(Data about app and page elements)
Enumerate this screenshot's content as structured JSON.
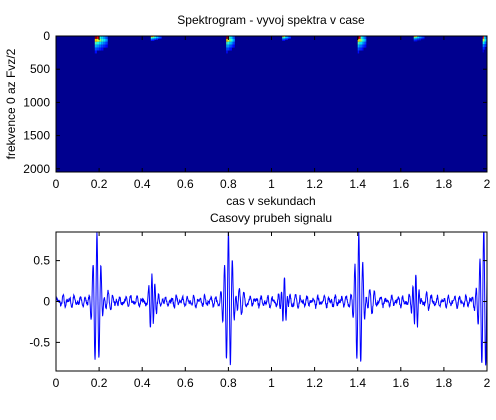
{
  "chart_data": [
    {
      "type": "heatmap",
      "title": "Spektrogram - vyvoj spektra v case",
      "xlabel": "cas v sekundach",
      "ylabel": "frekvence 0 az Fvz/2",
      "xlim": [
        0,
        2
      ],
      "ylim": [
        0,
        2048
      ],
      "y_reversed": true,
      "x_ticks": [
        "0",
        "0.2",
        "0.4",
        "0.6",
        "0.8",
        "1",
        "1.2",
        "1.4",
        "1.6",
        "1.8",
        "2"
      ],
      "y_ticks": [
        "0",
        "500",
        "1000",
        "1500",
        "2000"
      ],
      "colormap": "jet",
      "background_color": "#00008f",
      "energy_bursts": [
        {
          "t": 0.18,
          "t_end": 0.24,
          "f_max": 350,
          "peak": 1.0
        },
        {
          "t": 0.44,
          "t_end": 0.49,
          "f_max": 120,
          "peak": 0.75
        },
        {
          "t": 0.79,
          "t_end": 0.83,
          "f_max": 350,
          "peak": 1.0
        },
        {
          "t": 1.05,
          "t_end": 1.09,
          "f_max": 120,
          "peak": 0.7
        },
        {
          "t": 1.4,
          "t_end": 1.44,
          "f_max": 350,
          "peak": 1.0
        },
        {
          "t": 1.66,
          "t_end": 1.71,
          "f_max": 130,
          "peak": 0.7
        },
        {
          "t": 1.98,
          "t_end": 2.0,
          "f_max": 330,
          "peak": 0.9
        }
      ]
    },
    {
      "type": "line",
      "title": "Casovy prubeh signalu",
      "xlim": [
        0,
        2
      ],
      "ylim": [
        -0.85,
        0.85
      ],
      "x_ticks": [
        "0",
        "0.2",
        "0.4",
        "0.6",
        "0.8",
        "1",
        "1.2",
        "1.4",
        "1.6",
        "1.8",
        "2"
      ],
      "y_ticks": [
        "0.5",
        "0",
        "-0.5"
      ],
      "color": "#0000ff",
      "events": [
        {
          "t": 0.19,
          "amp": 0.82,
          "kind": "major"
        },
        {
          "t": 0.445,
          "amp": 0.33,
          "kind": "minor"
        },
        {
          "t": 0.8,
          "amp": 0.82,
          "kind": "major"
        },
        {
          "t": 1.06,
          "amp": 0.28,
          "kind": "minor"
        },
        {
          "t": 1.405,
          "amp": 0.82,
          "kind": "major"
        },
        {
          "t": 1.67,
          "amp": 0.32,
          "kind": "minor"
        },
        {
          "t": 1.985,
          "amp": 0.85,
          "kind": "major"
        }
      ]
    }
  ]
}
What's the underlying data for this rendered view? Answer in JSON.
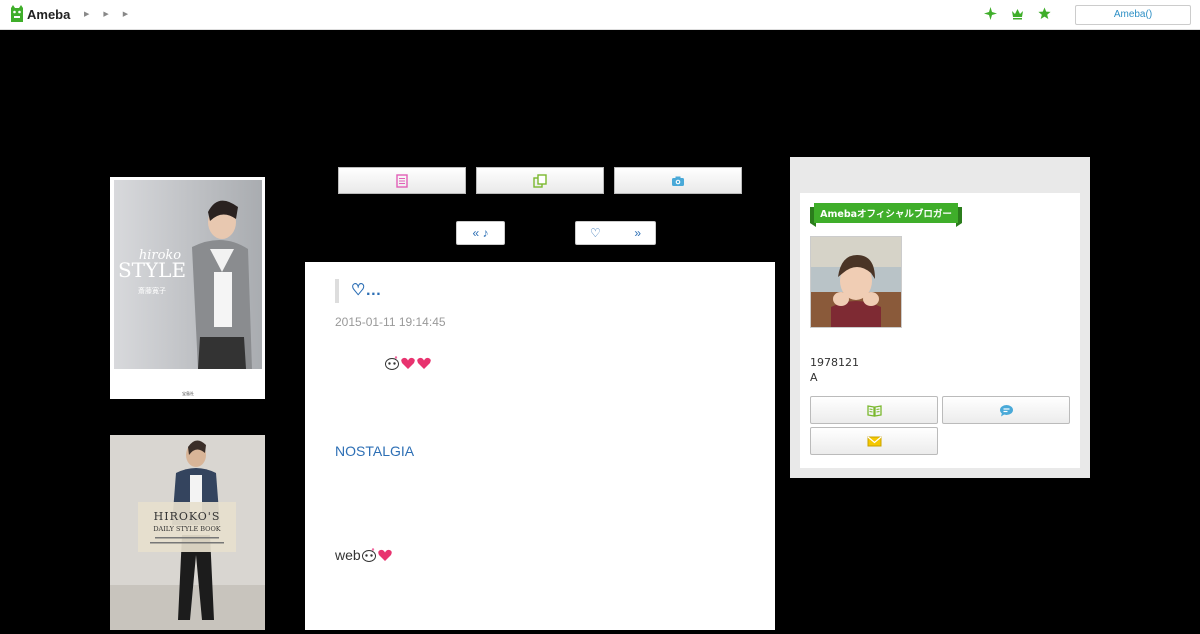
{
  "topbar": {
    "logo_text": "Ameba",
    "breadcrumb_count": 3,
    "login_label": "Ameba()",
    "icons": [
      "sparkle-icon",
      "crown-icon",
      "star-icon"
    ],
    "accent_color": "#3fae2a"
  },
  "books": [
    {
      "title_top": "hiroko",
      "title_main": "STYLE",
      "author": "斎藤寛子",
      "publisher": "宝島社"
    },
    {
      "title_main": "HIROKO'S",
      "subtitle": "DAILY STYLE BOOK"
    }
  ],
  "tabs": [
    {
      "name": "entry-list",
      "icon": "document-icon",
      "color": "#e25fb7"
    },
    {
      "name": "theme-list",
      "icon": "copy-icon",
      "color": "#7ab82e"
    },
    {
      "name": "image-list",
      "icon": "camera-icon",
      "color": "#49a9d8"
    }
  ],
  "pager": {
    "prev_label": "« ♪",
    "next_left": "♡",
    "next_right": "»"
  },
  "article": {
    "title": "♡…",
    "date": "2015-01-11 19:14:45",
    "link_text": "NOSTALGIA",
    "body_text": "web"
  },
  "sidebar": {
    "badge_text": "Amebaオフィシャルブロガー",
    "line1": "1978121",
    "line2": "A",
    "buttons": [
      {
        "icon": "book-icon",
        "color": "#7ab82e"
      },
      {
        "icon": "chat-icon",
        "color": "#49a9d8"
      },
      {
        "icon": "mail-icon",
        "color": "#e6b800"
      }
    ]
  }
}
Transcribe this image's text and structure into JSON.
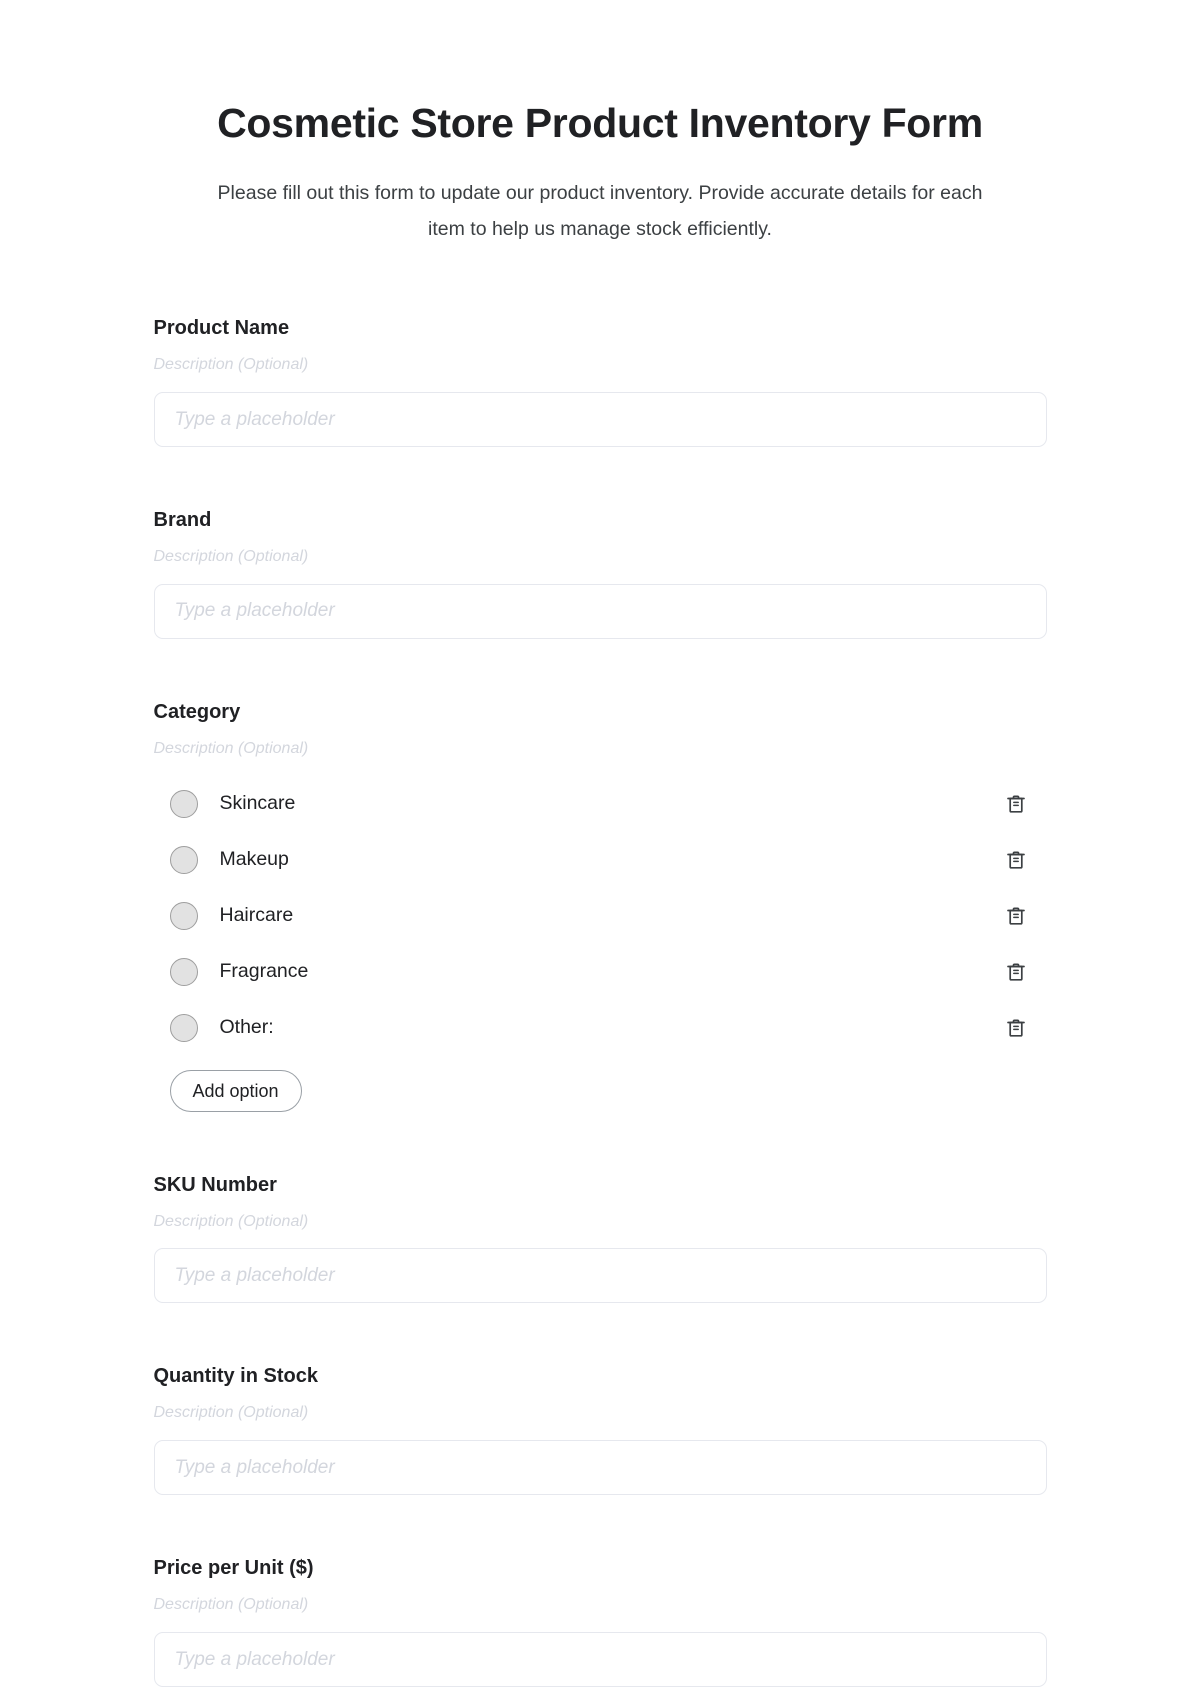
{
  "header": {
    "title": "Cosmetic Store Product Inventory Form",
    "subtitle": "Please fill out this form to update our product inventory. Provide accurate details for each item to help us manage stock efficiently."
  },
  "common": {
    "description_label": "Description (Optional)",
    "input_placeholder": "Type a placeholder",
    "add_option_label": "Add option",
    "delete_icon": "trash-icon",
    "radio_icon": "radio-circle-icon"
  },
  "fields": [
    {
      "label": "Product Name",
      "description": "Description (Optional)",
      "type": "text",
      "value": "",
      "placeholder": "Type a placeholder"
    },
    {
      "label": "Brand",
      "description": "Description (Optional)",
      "type": "text",
      "value": "",
      "placeholder": "Type a placeholder"
    },
    {
      "label": "Category",
      "description": "Description (Optional)",
      "type": "radio",
      "options": [
        {
          "label": "Skincare"
        },
        {
          "label": "Makeup"
        },
        {
          "label": "Haircare"
        },
        {
          "label": "Fragrance"
        },
        {
          "label": "Other:"
        }
      ],
      "add_option_label": "Add option"
    },
    {
      "label": "SKU Number",
      "description": "Description (Optional)",
      "type": "text",
      "value": "",
      "placeholder": "Type a placeholder"
    },
    {
      "label": "Quantity in Stock",
      "description": "Description (Optional)",
      "type": "text",
      "value": "",
      "placeholder": "Type a placeholder"
    },
    {
      "label": "Price per Unit ($)",
      "description": "Description (Optional)",
      "type": "text",
      "value": "",
      "placeholder": "Type a placeholder"
    }
  ],
  "colors": {
    "text_primary": "#202124",
    "text_secondary": "#3c4043",
    "placeholder": "#d3d6dd",
    "input_border": "#e6e8ee",
    "radio_fill": "#e2e2e2",
    "radio_border": "#9e9e9e",
    "icon": "#3c4043",
    "background": "#ffffff"
  }
}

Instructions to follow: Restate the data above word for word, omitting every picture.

Exercise answer:
Enumerate this screenshot's content as structured JSON.
{
  "chart_data": [
    {
      "type": "heatmap",
      "title": "Spektrogram - vyvoj spektra v case",
      "xlabel": "cas v sekundach",
      "ylabel": "frekvence 0 az Fvz/2",
      "xlim": [
        0,
        2
      ],
      "ylim": [
        0,
        2048
      ],
      "y_reversed": true,
      "x_ticks": [
        "0",
        "0.2",
        "0.4",
        "0.6",
        "0.8",
        "1",
        "1.2",
        "1.4",
        "1.6",
        "1.8",
        "2"
      ],
      "y_ticks": [
        "0",
        "500",
        "1000",
        "1500",
        "2000"
      ],
      "colormap": "jet",
      "background_color": "#00008f",
      "energy_bursts": [
        {
          "t": 0.18,
          "t_end": 0.24,
          "f_max": 350,
          "peak": 1.0
        },
        {
          "t": 0.44,
          "t_end": 0.49,
          "f_max": 120,
          "peak": 0.75
        },
        {
          "t": 0.79,
          "t_end": 0.83,
          "f_max": 350,
          "peak": 1.0
        },
        {
          "t": 1.05,
          "t_end": 1.09,
          "f_max": 120,
          "peak": 0.7
        },
        {
          "t": 1.4,
          "t_end": 1.44,
          "f_max": 350,
          "peak": 1.0
        },
        {
          "t": 1.66,
          "t_end": 1.71,
          "f_max": 130,
          "peak": 0.7
        },
        {
          "t": 1.98,
          "t_end": 2.0,
          "f_max": 330,
          "peak": 0.9
        }
      ]
    },
    {
      "type": "line",
      "title": "Casovy prubeh signalu",
      "xlim": [
        0,
        2
      ],
      "ylim": [
        -0.85,
        0.85
      ],
      "x_ticks": [
        "0",
        "0.2",
        "0.4",
        "0.6",
        "0.8",
        "1",
        "1.2",
        "1.4",
        "1.6",
        "1.8",
        "2"
      ],
      "y_ticks": [
        "0.5",
        "0",
        "-0.5"
      ],
      "color": "#0000ff",
      "events": [
        {
          "t": 0.19,
          "amp": 0.82,
          "kind": "major"
        },
        {
          "t": 0.445,
          "amp": 0.33,
          "kind": "minor"
        },
        {
          "t": 0.8,
          "amp": 0.82,
          "kind": "major"
        },
        {
          "t": 1.06,
          "amp": 0.28,
          "kind": "minor"
        },
        {
          "t": 1.405,
          "amp": 0.82,
          "kind": "major"
        },
        {
          "t": 1.67,
          "amp": 0.32,
          "kind": "minor"
        },
        {
          "t": 1.985,
          "amp": 0.85,
          "kind": "major"
        }
      ]
    }
  ]
}
What's the underlying data for this rendered view? Answer in JSON.
{
  "topbar": {
    "logo_text": "Ameba",
    "breadcrumb_count": 3,
    "login_label": "Ameba()",
    "icons": [
      "sparkle-icon",
      "crown-icon",
      "star-icon"
    ],
    "accent_color": "#3fae2a"
  },
  "books": [
    {
      "title_top": "hiroko",
      "title_main": "STYLE",
      "author": "斎藤寛子",
      "publisher": "宝島社"
    },
    {
      "title_main": "HIROKO'S",
      "subtitle": "DAILY STYLE BOOK"
    }
  ],
  "tabs": [
    {
      "name": "entry-list",
      "icon": "document-icon",
      "color": "#e25fb7"
    },
    {
      "name": "theme-list",
      "icon": "copy-icon",
      "color": "#7ab82e"
    },
    {
      "name": "image-list",
      "icon": "camera-icon",
      "color": "#49a9d8"
    }
  ],
  "pager": {
    "prev_label": "« ♪",
    "next_left": "♡",
    "next_right": "»"
  },
  "article": {
    "title": "♡…",
    "date": "2015-01-11 19:14:45",
    "link_text": "NOSTALGIA",
    "body_text": "web"
  },
  "sidebar": {
    "badge_text": "Amebaオフィシャルブロガー",
    "line1": "1978121",
    "line2": "A",
    "buttons": [
      {
        "icon": "book-icon",
        "color": "#7ab82e"
      },
      {
        "icon": "chat-icon",
        "color": "#49a9d8"
      },
      {
        "icon": "mail-icon",
        "color": "#e6b800"
      }
    ]
  }
}
Transcribe this image's text and structure into JSON.
{
  "header": {
    "title": "Cosmetic Store Product Inventory Form",
    "subtitle": "Please fill out this form to update our product inventory. Provide accurate details for each item to help us manage stock efficiently."
  },
  "common": {
    "description_label": "Description (Optional)",
    "input_placeholder": "Type a placeholder",
    "add_option_label": "Add option",
    "delete_icon": "trash-icon",
    "radio_icon": "radio-circle-icon"
  },
  "fields": [
    {
      "label": "Product Name",
      "description": "Description (Optional)",
      "type": "text",
      "value": "",
      "placeholder": "Type a placeholder"
    },
    {
      "label": "Brand",
      "description": "Description (Optional)",
      "type": "text",
      "value": "",
      "placeholder": "Type a placeholder"
    },
    {
      "label": "Category",
      "description": "Description (Optional)",
      "type": "radio",
      "options": [
        {
          "label": "Skincare"
        },
        {
          "label": "Makeup"
        },
        {
          "label": "Haircare"
        },
        {
          "label": "Fragrance"
        },
        {
          "label": "Other:"
        }
      ],
      "add_option_label": "Add option"
    },
    {
      "label": "SKU Number",
      "description": "Description (Optional)",
      "type": "text",
      "value": "",
      "placeholder": "Type a placeholder"
    },
    {
      "label": "Quantity in Stock",
      "description": "Description (Optional)",
      "type": "text",
      "value": "",
      "placeholder": "Type a placeholder"
    },
    {
      "label": "Price per Unit ($)",
      "description": "Description (Optional)",
      "type": "text",
      "value": "",
      "placeholder": "Type a placeholder"
    }
  ],
  "colors": {
    "text_primary": "#202124",
    "text_secondary": "#3c4043",
    "placeholder": "#d3d6dd",
    "input_border": "#e6e8ee",
    "radio_fill": "#e2e2e2",
    "radio_border": "#9e9e9e",
    "icon": "#3c4043",
    "background": "#ffffff"
  }
}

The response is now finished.